Why can one only lose their self entirely or free oneself by creating an alternate reality in
their own mind? If we compare the “Black Swan to the “Yellow Wallpaper,” maybe then we
can begin to answer this question.
“In the film 'Black Swan', Nina, always a white swan, begins to explore her Shadow (her black swan) for her lead role in 'Swan Lake'. I'm struck by the factors and presences pushing and
pulling Nina into and out of her Shadow: namely, her creepy, infantilizing mother and her
abusive, seducing director.” (Tally) Nina doesn't get to explore her notorious dark side in any
remotely safe or healthy ...view middle of the document...
” (Gilman, 1899,1)
“The Yellow Wallpaper” is an exaggerated account of Charlotte Perkins Gilman’s personal experiences. In 1887, shortly after the birth of her daughter, Gilman began to suffer from serious depression and fatigue. She was referred to Silas Weir Mitchell, a leading specialist
in women’s nervous disorders in the nineteenth century, who diagnosed Gilman with
neurasthenia and prescribed a “rest cure” of forced inactivity. Weir Mitchell believed that
nervous depression was a result of overactive nerves and ordered Gilman to cease all forms
of creative activity, including writing, for the rest of her life. The goal of the treatment was
to promote domesticity and calm her agitated nerves.” (Wikipedia)
“Gilman attempted to endure the “rest cure” treatment and did not write or work for three
months. Eventually, she felt herself beginning to go slowly insane from the inactivity and, at
one point was reduced to crawling under her bed holding a rag doll. Unlike the protagonist
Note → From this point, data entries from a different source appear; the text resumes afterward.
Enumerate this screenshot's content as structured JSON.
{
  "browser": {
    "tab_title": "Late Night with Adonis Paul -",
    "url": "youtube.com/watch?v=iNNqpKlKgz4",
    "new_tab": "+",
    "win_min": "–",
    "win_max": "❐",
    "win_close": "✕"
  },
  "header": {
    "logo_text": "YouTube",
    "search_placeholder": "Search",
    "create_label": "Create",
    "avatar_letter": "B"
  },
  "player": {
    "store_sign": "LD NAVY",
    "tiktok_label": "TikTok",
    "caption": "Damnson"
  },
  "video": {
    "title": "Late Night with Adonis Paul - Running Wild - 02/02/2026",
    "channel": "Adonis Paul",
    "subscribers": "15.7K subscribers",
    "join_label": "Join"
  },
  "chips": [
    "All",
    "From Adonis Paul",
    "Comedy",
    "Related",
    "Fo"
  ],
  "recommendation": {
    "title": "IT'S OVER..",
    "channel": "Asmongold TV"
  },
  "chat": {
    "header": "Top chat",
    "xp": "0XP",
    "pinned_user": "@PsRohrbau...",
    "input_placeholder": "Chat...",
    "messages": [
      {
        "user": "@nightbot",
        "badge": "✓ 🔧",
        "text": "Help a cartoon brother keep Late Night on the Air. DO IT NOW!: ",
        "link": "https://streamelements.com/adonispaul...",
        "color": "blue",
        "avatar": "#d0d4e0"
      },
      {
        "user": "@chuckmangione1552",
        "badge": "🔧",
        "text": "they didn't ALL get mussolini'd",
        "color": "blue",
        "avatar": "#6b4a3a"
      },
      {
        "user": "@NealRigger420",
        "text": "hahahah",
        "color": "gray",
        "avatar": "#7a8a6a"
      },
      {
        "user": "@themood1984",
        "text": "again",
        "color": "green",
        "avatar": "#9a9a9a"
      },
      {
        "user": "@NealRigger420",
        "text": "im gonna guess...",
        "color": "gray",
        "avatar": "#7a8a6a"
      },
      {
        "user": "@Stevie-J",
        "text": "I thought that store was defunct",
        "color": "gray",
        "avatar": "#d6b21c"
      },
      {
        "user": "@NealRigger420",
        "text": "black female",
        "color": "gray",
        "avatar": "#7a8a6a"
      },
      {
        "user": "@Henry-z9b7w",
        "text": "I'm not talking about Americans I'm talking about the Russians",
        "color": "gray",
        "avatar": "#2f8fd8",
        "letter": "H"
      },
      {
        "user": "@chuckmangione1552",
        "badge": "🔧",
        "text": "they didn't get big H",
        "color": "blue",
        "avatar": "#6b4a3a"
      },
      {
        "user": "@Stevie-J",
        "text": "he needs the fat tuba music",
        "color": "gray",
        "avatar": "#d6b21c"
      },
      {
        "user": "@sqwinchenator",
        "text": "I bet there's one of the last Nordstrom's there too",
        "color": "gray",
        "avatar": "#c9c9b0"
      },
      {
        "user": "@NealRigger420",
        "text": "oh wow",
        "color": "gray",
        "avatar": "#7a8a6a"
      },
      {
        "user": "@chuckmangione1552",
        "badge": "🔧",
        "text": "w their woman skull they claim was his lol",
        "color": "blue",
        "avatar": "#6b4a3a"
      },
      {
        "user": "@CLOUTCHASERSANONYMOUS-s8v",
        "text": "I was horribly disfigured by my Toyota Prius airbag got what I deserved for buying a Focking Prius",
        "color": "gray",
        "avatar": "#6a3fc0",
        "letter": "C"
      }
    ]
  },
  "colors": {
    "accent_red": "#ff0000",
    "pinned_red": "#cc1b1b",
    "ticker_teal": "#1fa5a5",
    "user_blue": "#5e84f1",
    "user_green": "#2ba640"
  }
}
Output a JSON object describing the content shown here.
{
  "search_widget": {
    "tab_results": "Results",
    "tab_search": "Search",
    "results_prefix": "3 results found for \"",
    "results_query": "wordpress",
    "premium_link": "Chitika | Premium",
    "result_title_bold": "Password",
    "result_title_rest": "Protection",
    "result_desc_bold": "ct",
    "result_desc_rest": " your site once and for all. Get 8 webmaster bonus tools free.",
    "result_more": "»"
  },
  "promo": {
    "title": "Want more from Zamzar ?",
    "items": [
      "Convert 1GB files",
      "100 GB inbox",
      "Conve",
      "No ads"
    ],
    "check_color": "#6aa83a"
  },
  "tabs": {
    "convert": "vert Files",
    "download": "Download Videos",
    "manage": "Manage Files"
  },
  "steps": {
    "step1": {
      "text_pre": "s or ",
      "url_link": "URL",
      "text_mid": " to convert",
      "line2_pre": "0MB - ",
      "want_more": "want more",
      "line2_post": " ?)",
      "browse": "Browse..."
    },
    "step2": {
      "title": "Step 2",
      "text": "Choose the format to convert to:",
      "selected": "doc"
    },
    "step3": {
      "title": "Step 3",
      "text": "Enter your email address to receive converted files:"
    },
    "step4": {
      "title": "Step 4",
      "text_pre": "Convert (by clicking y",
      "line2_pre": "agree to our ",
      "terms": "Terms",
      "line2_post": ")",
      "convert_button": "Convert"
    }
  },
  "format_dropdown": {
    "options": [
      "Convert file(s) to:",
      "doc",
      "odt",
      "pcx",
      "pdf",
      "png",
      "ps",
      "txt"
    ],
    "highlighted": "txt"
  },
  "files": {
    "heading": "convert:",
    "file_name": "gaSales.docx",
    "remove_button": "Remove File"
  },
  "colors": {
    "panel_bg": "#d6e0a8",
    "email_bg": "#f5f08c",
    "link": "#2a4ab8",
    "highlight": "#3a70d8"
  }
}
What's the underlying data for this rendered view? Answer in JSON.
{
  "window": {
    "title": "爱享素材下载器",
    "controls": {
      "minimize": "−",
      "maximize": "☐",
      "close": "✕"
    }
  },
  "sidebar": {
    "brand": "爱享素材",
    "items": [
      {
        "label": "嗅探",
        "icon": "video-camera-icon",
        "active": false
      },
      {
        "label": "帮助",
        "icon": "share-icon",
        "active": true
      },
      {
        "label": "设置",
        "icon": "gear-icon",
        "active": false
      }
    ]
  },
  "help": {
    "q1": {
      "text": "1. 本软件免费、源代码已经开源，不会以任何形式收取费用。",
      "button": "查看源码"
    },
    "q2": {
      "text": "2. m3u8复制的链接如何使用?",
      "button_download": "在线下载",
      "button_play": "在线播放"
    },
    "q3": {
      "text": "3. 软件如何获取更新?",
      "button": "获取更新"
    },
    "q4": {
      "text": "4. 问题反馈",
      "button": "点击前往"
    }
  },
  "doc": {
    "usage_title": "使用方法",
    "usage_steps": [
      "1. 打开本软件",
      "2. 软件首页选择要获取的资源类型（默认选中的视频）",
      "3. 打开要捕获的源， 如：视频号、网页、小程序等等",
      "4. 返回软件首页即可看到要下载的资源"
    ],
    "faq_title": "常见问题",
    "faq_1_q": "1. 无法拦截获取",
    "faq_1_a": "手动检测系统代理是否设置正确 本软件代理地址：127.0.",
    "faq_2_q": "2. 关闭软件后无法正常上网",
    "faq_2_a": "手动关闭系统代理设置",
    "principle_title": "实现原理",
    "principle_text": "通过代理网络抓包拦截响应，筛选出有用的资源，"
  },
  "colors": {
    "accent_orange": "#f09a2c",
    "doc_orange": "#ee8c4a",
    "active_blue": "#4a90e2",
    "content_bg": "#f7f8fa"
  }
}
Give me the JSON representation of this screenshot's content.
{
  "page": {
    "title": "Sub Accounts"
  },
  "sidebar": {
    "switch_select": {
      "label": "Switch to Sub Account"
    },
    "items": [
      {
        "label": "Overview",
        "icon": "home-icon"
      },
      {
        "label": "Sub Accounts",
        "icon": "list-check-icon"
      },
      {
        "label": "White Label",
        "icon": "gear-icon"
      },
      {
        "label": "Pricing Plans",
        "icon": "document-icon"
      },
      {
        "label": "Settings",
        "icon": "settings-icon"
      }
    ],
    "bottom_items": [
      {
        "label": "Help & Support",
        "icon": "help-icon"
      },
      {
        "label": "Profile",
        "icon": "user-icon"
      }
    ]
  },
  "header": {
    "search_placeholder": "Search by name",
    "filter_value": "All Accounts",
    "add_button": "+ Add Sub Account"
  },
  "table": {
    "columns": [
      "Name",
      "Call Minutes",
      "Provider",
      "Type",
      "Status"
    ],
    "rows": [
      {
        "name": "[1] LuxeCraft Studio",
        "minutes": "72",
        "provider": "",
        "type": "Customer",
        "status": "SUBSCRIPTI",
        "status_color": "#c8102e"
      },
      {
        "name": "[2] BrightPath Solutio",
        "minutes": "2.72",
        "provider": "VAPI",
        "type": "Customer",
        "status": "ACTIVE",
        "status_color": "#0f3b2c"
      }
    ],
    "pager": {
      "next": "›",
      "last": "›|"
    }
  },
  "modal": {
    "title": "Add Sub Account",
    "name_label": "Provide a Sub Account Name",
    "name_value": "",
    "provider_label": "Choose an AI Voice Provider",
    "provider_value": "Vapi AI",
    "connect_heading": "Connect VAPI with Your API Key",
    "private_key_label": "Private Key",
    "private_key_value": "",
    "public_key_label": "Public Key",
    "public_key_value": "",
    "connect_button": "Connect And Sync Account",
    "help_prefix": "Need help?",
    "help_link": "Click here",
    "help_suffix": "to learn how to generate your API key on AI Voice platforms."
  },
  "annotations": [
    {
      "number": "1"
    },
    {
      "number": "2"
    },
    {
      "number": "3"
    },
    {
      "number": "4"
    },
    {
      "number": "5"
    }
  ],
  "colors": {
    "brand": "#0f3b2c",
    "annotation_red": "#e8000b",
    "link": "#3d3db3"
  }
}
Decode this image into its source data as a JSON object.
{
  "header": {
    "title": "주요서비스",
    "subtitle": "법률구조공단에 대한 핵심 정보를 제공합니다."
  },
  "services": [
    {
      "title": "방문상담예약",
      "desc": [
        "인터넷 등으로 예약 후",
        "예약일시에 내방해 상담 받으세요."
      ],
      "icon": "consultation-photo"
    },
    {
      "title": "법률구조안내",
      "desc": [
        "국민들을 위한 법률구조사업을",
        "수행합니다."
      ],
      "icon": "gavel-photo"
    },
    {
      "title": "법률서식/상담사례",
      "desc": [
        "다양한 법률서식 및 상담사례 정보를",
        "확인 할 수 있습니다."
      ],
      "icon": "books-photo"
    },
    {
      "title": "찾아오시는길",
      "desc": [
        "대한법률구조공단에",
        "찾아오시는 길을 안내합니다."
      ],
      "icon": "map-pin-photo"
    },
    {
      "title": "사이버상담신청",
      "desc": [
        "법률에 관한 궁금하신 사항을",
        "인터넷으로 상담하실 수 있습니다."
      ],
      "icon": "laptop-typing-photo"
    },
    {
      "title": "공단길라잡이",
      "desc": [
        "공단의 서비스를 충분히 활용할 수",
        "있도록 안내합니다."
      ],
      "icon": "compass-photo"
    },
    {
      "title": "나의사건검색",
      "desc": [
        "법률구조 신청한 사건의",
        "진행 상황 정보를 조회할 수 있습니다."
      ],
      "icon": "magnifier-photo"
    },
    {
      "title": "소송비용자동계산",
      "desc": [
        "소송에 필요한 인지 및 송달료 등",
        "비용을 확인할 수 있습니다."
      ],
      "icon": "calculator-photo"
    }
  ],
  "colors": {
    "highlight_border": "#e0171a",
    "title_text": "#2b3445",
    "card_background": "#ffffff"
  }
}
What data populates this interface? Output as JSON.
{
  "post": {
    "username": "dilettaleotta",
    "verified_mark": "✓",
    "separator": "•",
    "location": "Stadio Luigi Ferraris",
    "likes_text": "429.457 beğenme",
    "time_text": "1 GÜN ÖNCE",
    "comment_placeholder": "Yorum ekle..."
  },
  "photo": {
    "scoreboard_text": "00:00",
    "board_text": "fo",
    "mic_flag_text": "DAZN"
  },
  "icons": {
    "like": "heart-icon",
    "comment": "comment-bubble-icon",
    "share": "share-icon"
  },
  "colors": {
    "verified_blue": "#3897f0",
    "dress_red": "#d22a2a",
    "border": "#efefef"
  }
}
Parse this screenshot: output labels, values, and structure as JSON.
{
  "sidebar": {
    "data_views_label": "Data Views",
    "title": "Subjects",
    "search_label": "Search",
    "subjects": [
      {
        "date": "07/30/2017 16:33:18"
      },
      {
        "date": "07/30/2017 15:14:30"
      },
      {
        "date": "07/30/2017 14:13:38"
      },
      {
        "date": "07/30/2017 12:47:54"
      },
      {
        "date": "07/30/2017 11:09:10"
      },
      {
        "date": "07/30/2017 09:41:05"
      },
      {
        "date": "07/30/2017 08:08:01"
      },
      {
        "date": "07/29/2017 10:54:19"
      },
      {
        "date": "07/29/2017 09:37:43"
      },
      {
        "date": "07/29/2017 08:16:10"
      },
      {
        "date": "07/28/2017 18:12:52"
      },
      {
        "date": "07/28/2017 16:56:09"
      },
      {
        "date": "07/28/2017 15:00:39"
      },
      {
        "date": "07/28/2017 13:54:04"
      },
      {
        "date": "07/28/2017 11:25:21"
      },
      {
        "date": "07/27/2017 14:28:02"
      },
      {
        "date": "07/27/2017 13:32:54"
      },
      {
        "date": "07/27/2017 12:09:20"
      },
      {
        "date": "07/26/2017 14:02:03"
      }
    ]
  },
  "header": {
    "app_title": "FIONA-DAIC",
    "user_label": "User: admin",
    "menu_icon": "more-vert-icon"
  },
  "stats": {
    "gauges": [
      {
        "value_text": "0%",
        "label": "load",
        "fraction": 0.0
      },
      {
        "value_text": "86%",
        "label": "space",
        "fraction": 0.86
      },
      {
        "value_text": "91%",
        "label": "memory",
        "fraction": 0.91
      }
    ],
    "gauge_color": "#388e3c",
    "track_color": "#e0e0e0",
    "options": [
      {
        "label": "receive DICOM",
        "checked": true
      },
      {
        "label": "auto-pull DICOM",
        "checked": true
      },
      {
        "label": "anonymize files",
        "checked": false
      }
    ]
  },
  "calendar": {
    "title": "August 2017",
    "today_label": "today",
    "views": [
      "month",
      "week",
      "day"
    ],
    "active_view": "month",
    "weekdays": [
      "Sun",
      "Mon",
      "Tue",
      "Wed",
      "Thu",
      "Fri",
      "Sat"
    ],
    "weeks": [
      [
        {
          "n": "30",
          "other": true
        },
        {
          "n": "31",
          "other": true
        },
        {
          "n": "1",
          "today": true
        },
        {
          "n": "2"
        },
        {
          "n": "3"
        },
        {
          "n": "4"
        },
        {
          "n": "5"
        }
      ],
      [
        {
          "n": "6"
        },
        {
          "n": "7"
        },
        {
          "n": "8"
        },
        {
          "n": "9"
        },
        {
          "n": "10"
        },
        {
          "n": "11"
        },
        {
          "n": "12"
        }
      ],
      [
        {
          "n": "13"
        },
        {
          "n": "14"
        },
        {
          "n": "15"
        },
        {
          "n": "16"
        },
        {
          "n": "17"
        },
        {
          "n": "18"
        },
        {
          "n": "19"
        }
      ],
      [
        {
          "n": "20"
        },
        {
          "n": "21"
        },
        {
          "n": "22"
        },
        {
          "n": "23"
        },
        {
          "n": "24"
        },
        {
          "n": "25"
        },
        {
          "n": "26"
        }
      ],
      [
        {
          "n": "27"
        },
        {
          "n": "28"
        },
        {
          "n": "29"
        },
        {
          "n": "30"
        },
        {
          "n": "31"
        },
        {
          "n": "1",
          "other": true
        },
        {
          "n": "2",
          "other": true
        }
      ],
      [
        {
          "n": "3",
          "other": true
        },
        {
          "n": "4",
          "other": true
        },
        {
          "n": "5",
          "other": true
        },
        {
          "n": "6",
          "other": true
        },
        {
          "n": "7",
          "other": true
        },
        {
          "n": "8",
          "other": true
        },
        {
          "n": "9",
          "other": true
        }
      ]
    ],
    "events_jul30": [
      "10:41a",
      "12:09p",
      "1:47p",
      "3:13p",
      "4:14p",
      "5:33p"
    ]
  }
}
in her story, Gilman did not reach the point of total madness, but she knew that her...